Often there is a requirement where data in a particular table has to be processed, and the data processing might be slow, while the table might be a one that is used by your application extensively. For example, a logging table that logs page hits. Or there might be an archiving operation that has to be performed on a particular table.

Archiving / processing / aggregating records, all these operations are slow and can really blog down a website, combine that with the added overhead if the table that needs to have these operations performed is one that many clients will write to.

The solution:

The solution to this problem is what is called a “Shadow Table” trick.

The trick consists of the following steps:

  • Create a shadow table that has the same structure as the original table.
  • Swap the original table with the shadow table, so that the shadow table now becomes the original table with no records, and the original table becomes the shadow table with all the records that need to be processed. This swapping is achieved through RENAME TABLE hack, because renames in MySQL are atomic and there is no performance lag at all.
  • Do the processing on the new shadow table. This would ensure that all processing and read operations are being performed on a table that no other client is querying, hence no blocking whatsoever of any sort.


Suppose we have a hits table defined as followed,

`post_id` bigint(20) unsigned NOT NULL,
KEY `pp_postid_ts` (`post_id`,`ts`)

We would create a shadow table with the following piece of sql:

CREATE TABLE `hits_shadow` LIKE `hits`;

Now whenever you have to process the hits table all you need to do is do the swapping between the hits table and the hits_shadow table using the following rename table hack,

RENAME TABLE hits TO hits_temp, hits_shadow TO hits, hits_temp TO hits_shadow;

Now you can do all your processing and heavy-lifting on the hits_shadow table without locking out any client, as the shadow table is only being used by your processing script.

After doing the processing, don’t forget to truncate the shadow table.

One more thing, did you see how easily with RENAME TABLE we were able to swap between two tables without any kind of a hassle or performance overhead.

Final notes:
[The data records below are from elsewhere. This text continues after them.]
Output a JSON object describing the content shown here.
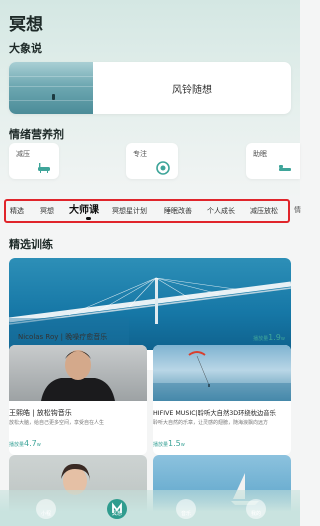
{
  "header": {
    "title": "冥想"
  },
  "master": {
    "section_title": "大象说",
    "card_label": "风铃随想"
  },
  "mood": {
    "section_title": "情绪营养剂",
    "items": [
      {
        "label": "减压",
        "icon": "bathtub-icon"
      },
      {
        "label": "专注",
        "icon": "target-icon"
      },
      {
        "label": "助眠",
        "icon": "bed-icon"
      }
    ]
  },
  "tabs": {
    "items": [
      "精选",
      "冥想",
      "大师课",
      "冥想星计划",
      "睡眠改善",
      "个人成长",
      "减压放松"
    ],
    "overflow": "情",
    "active_index": 2
  },
  "featured": {
    "section_title": "精选训练",
    "main_card": {
      "title": "Nicolas Roy | 晚噪疗愈音乐",
      "plays_prefix": "播放量",
      "plays_value": "1.9",
      "plays_unit": "w"
    },
    "cards": [
      {
        "title": "王熙皓 | 放松钩音乐",
        "desc": "放松大脑，给自己更多空间，享受自在人生",
        "plays_prefix": "播放量",
        "plays_value": "4.7",
        "plays_unit": "w"
      },
      {
        "title": "HIFIVE MUSIC|聆听大自然3D环绕枕边音乐",
        "desc": "聆听大自然的乐章，让灵感的翅膀，随海浪飘向远方",
        "plays_prefix": "播放量",
        "plays_value": "1.5",
        "plays_unit": "w"
      }
    ]
  },
  "bottom_nav": {
    "items": [
      "小程",
      "冥想",
      "音乐",
      "我的"
    ],
    "active_index": 1
  },
  "colors": {
    "accent": "#2f9c8e",
    "highlight_border": "#e0252b",
    "background": "#f4f5f5"
  }
}
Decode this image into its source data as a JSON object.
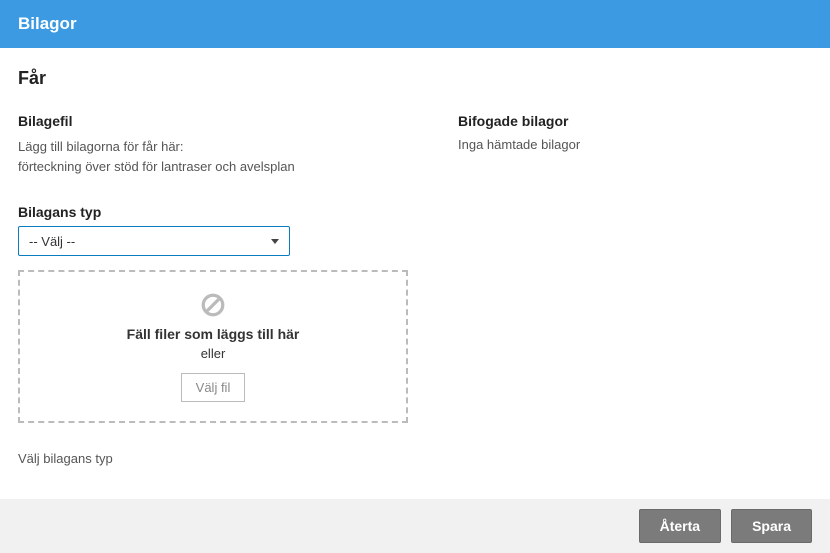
{
  "header": {
    "title": "Bilagor"
  },
  "section": {
    "title": "Får"
  },
  "left": {
    "file_label": "Bilagefil",
    "help_line1": "Lägg till bilagorna för får här:",
    "help_line2": "förteckning över stöd för lantraser och avelsplan",
    "type_label": "Bilagans typ",
    "select_value": "-- Välj --",
    "dropzone": {
      "title": "Fäll filer som läggs till här",
      "or": "eller",
      "choose": "Välj fil"
    },
    "hint": "Välj bilagans typ"
  },
  "right": {
    "attached_label": "Bifogade bilagor",
    "none_text": "Inga hämtade bilagor"
  },
  "footer": {
    "revert": "Återta",
    "save": "Spara"
  }
}
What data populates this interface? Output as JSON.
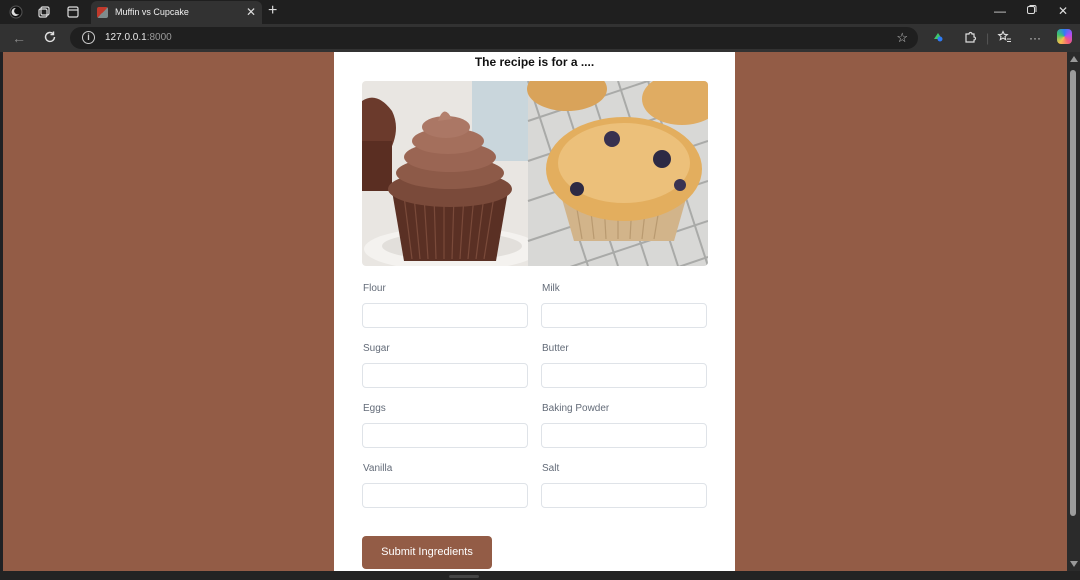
{
  "browser": {
    "tab_title": "Muffin vs Cupcake",
    "url_host": "127.0.0.1",
    "url_port": ":8000",
    "icons": {
      "profile": "profile-icon",
      "workspaces": "workspaces-icon",
      "tab_actions": "tab-actions-icon",
      "close_tab": "close-icon",
      "new_tab": "plus-icon",
      "back": "back-arrow-icon",
      "refresh": "refresh-icon",
      "site_info": "info-icon",
      "favorite": "star-icon",
      "extensions": "puzzle-icon",
      "favorites": "favorites-icon",
      "menu": "more-icon",
      "copilot": "copilot-icon"
    }
  },
  "page": {
    "heading": "The recipe is for a ....",
    "background_color": "#935c46",
    "fields": [
      {
        "label": "Flour",
        "value": ""
      },
      {
        "label": "Milk",
        "value": ""
      },
      {
        "label": "Sugar",
        "value": ""
      },
      {
        "label": "Butter",
        "value": ""
      },
      {
        "label": "Eggs",
        "value": ""
      },
      {
        "label": "Baking Powder",
        "value": ""
      },
      {
        "label": "Vanilla",
        "value": ""
      },
      {
        "label": "Salt",
        "value": ""
      }
    ],
    "submit_label": "Submit Ingredients"
  }
}
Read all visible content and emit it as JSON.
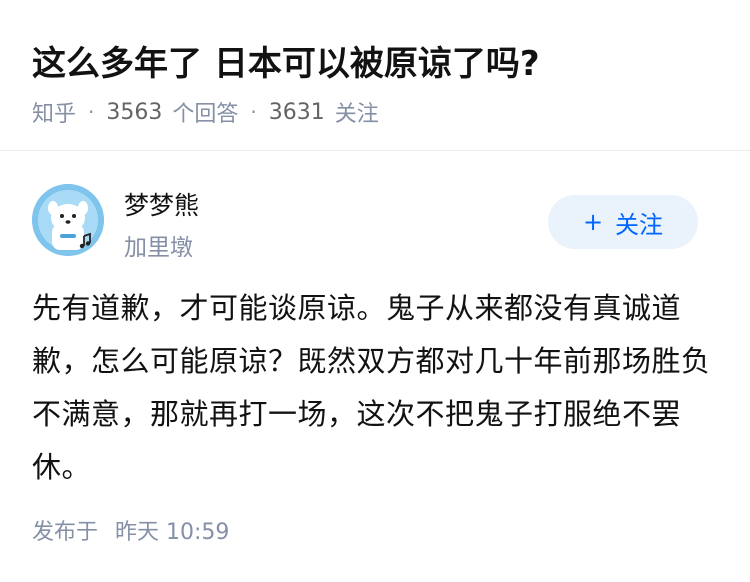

I have been using this technique whenever I need to perform some heavy duty processing on a table that is also heavily used by my application. I have also used this technique when I need to archive data. This technique also has an added advantage of ensuring the completeness of the data up to a particular time.